Exercise:
Examine each line of the data. Copy those that contain the string "Device".

(Data records for software interfaces)
━━━━━━━━━━━━━━━━━━━━━━━━━━━━━━
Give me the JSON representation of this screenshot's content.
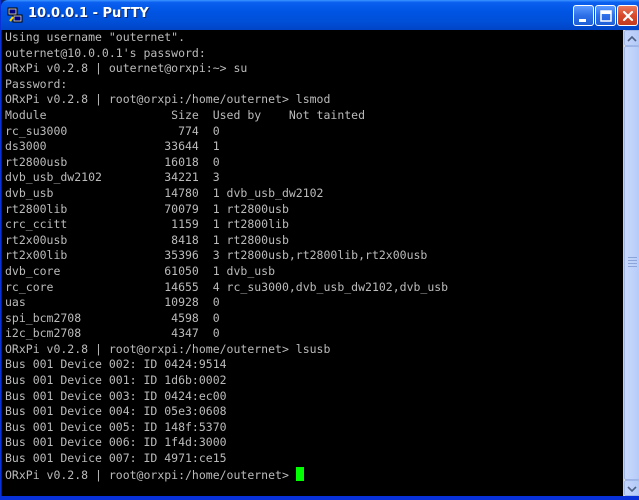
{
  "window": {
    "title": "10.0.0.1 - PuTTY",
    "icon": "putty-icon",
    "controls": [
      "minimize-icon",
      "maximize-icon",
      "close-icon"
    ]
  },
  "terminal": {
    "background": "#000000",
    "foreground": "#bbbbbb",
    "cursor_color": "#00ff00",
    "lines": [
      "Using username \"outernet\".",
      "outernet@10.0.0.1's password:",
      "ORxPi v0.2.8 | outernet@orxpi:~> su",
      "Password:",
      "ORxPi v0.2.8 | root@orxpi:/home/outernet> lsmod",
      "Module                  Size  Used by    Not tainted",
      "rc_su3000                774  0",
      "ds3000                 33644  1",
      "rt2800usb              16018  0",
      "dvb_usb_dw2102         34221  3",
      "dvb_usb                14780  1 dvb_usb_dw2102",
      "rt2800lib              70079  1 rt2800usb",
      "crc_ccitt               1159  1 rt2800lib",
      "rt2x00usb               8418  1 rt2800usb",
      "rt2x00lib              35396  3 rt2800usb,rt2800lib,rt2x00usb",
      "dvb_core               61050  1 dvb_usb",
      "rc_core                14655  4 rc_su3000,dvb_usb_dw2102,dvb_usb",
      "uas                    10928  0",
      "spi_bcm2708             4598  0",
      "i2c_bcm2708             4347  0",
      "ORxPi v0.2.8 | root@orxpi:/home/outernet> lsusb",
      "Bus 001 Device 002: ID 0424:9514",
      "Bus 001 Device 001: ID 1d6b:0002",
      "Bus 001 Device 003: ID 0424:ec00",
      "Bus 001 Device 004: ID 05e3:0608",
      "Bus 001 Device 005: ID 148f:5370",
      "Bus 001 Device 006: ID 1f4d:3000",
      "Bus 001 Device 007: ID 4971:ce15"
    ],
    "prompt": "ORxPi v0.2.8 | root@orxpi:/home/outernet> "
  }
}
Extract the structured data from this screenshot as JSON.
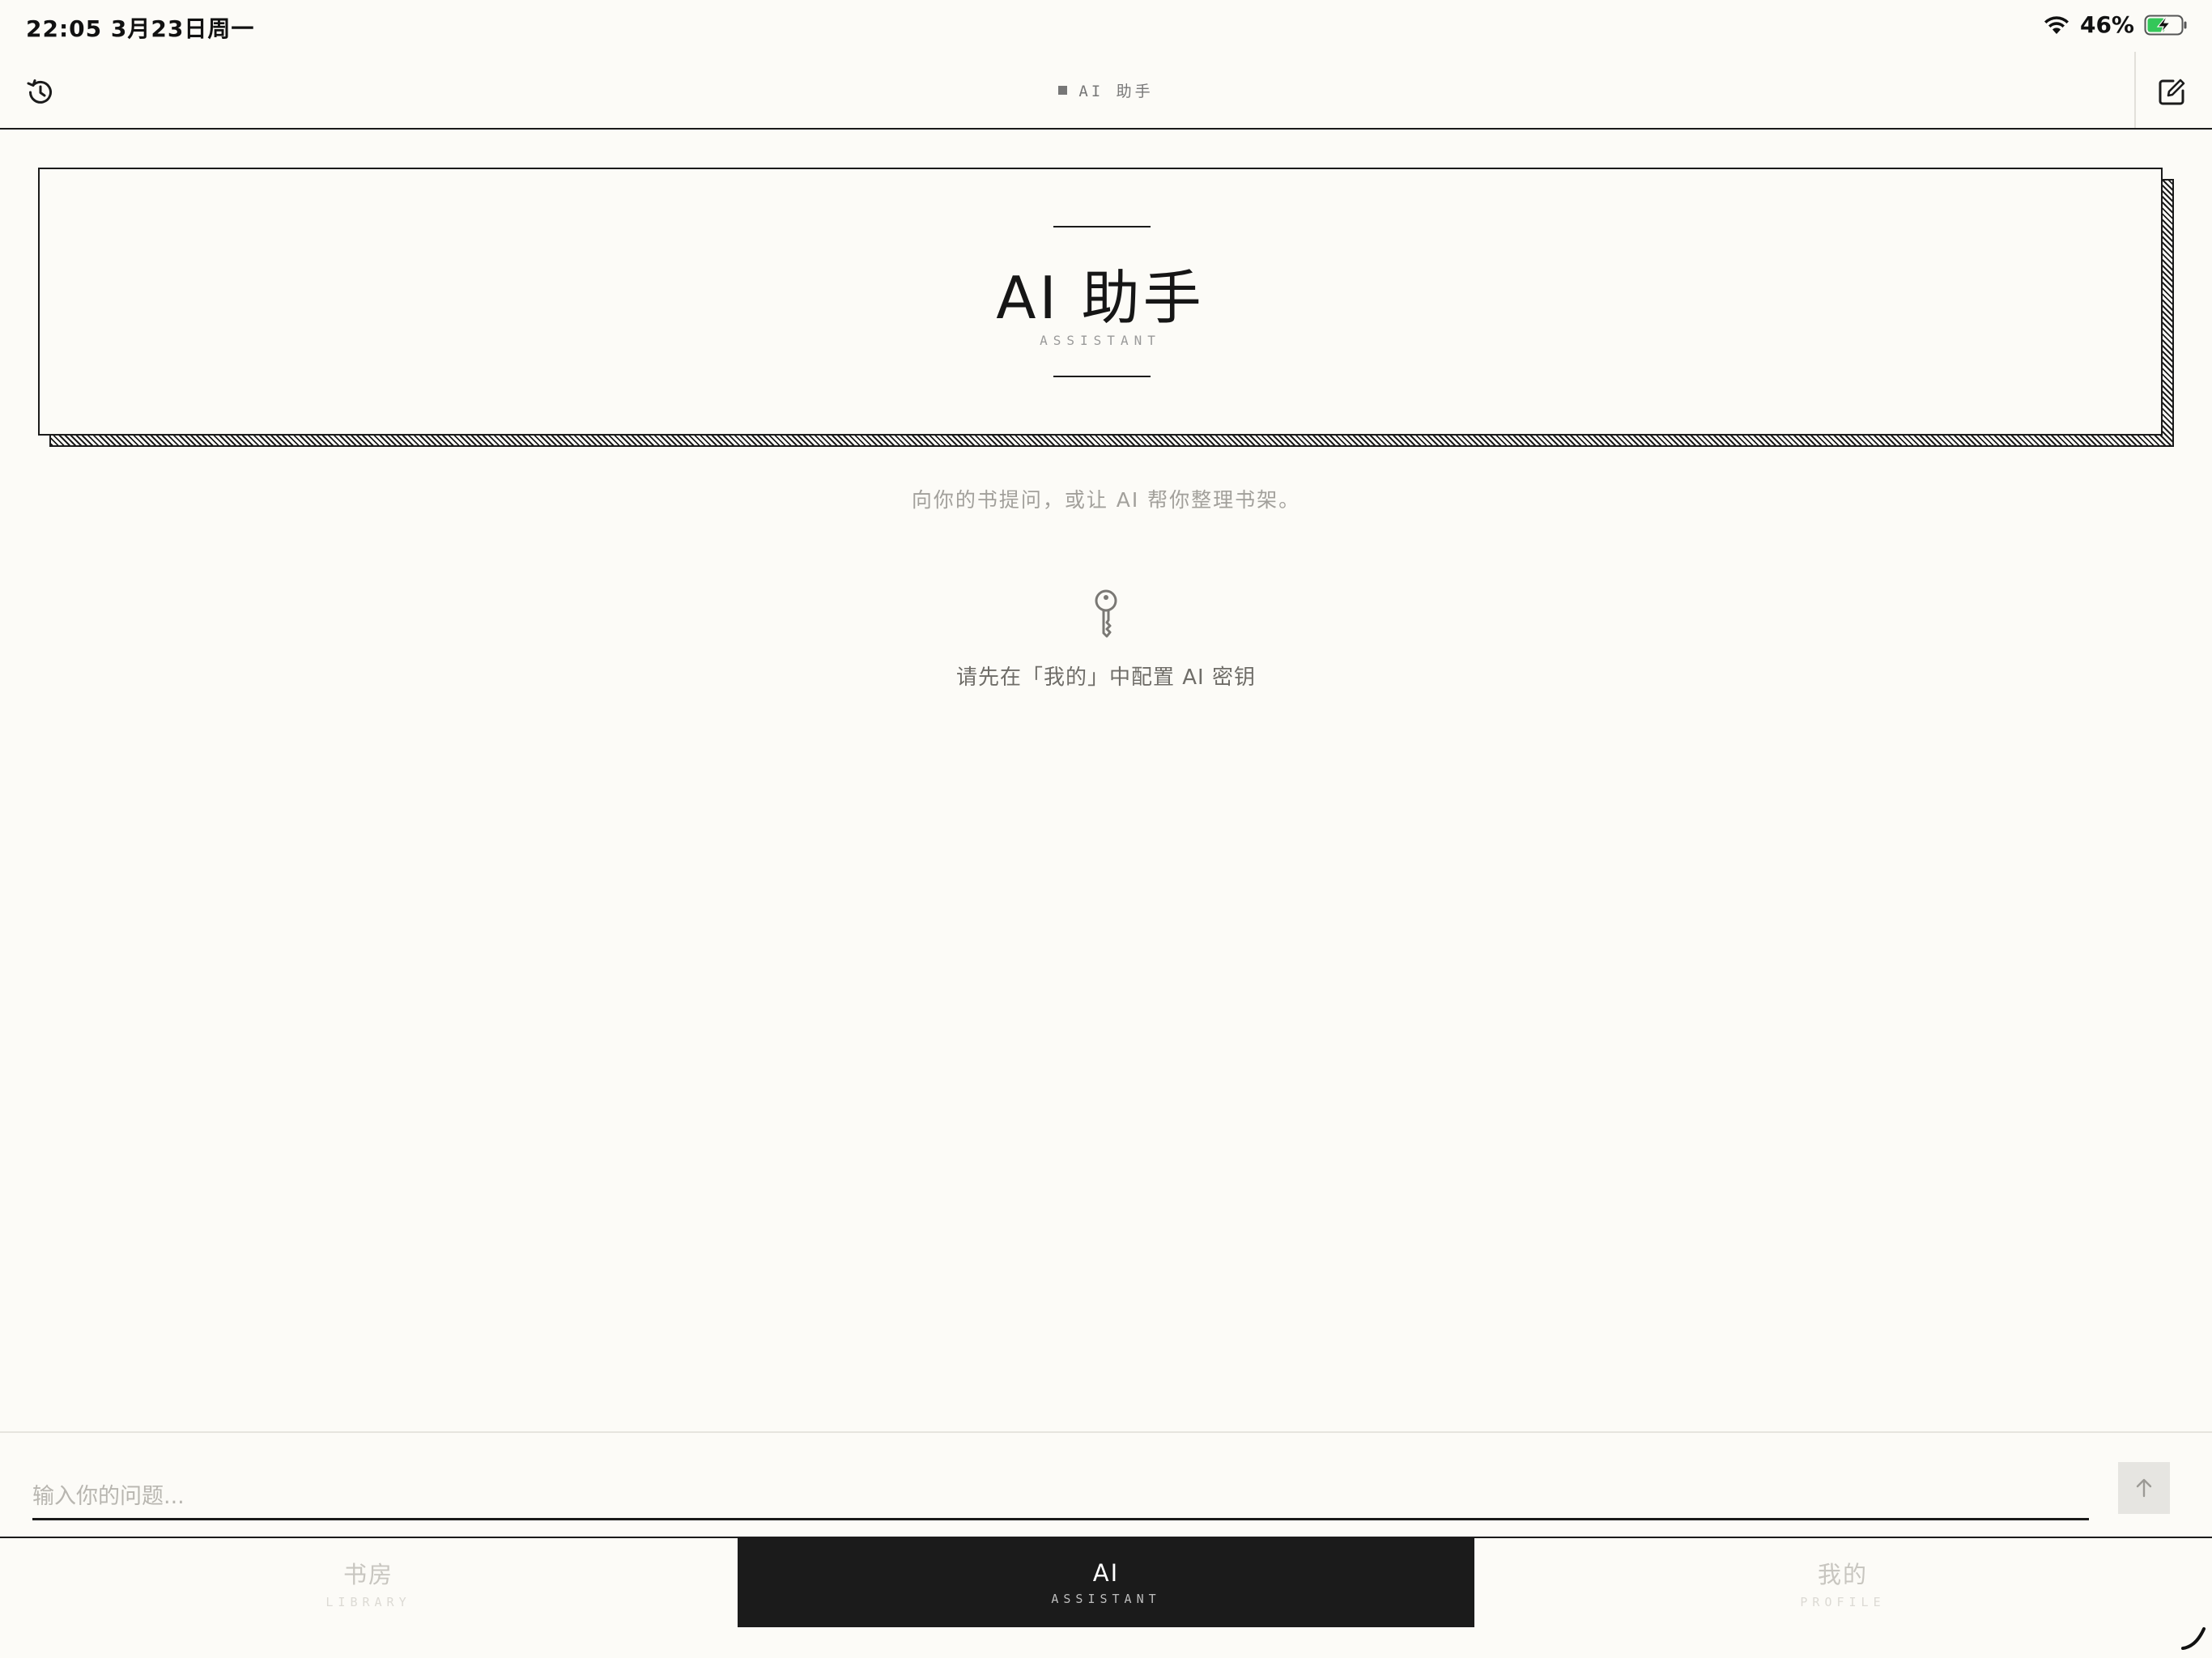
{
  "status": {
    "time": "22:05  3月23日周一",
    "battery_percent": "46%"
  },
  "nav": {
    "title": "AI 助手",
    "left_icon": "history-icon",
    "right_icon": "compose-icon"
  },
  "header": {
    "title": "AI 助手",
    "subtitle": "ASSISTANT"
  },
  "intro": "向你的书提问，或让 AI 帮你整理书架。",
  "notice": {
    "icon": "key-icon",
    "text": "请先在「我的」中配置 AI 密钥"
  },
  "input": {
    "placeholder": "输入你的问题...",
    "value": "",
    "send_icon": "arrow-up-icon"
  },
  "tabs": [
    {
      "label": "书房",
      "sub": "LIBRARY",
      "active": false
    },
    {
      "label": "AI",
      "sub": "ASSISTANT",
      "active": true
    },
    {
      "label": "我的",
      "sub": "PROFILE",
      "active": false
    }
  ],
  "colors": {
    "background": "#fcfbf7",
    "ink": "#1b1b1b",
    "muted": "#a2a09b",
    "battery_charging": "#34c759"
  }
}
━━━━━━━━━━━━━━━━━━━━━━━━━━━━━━
Answer space:
      "Bus 001 Device 002: ID 0424:9514",
      "Bus 001 Device 001: ID 1d6b:0002",
      "Bus 001 Device 003: ID 0424:ec00",
      "Bus 001 Device 004: ID 05e3:0608",
      "Bus 001 Device 005: ID 148f:5370",
      "Bus 001 Device 006: ID 1f4d:3000",
      "Bus 001 Device 007: ID 4971:ce15"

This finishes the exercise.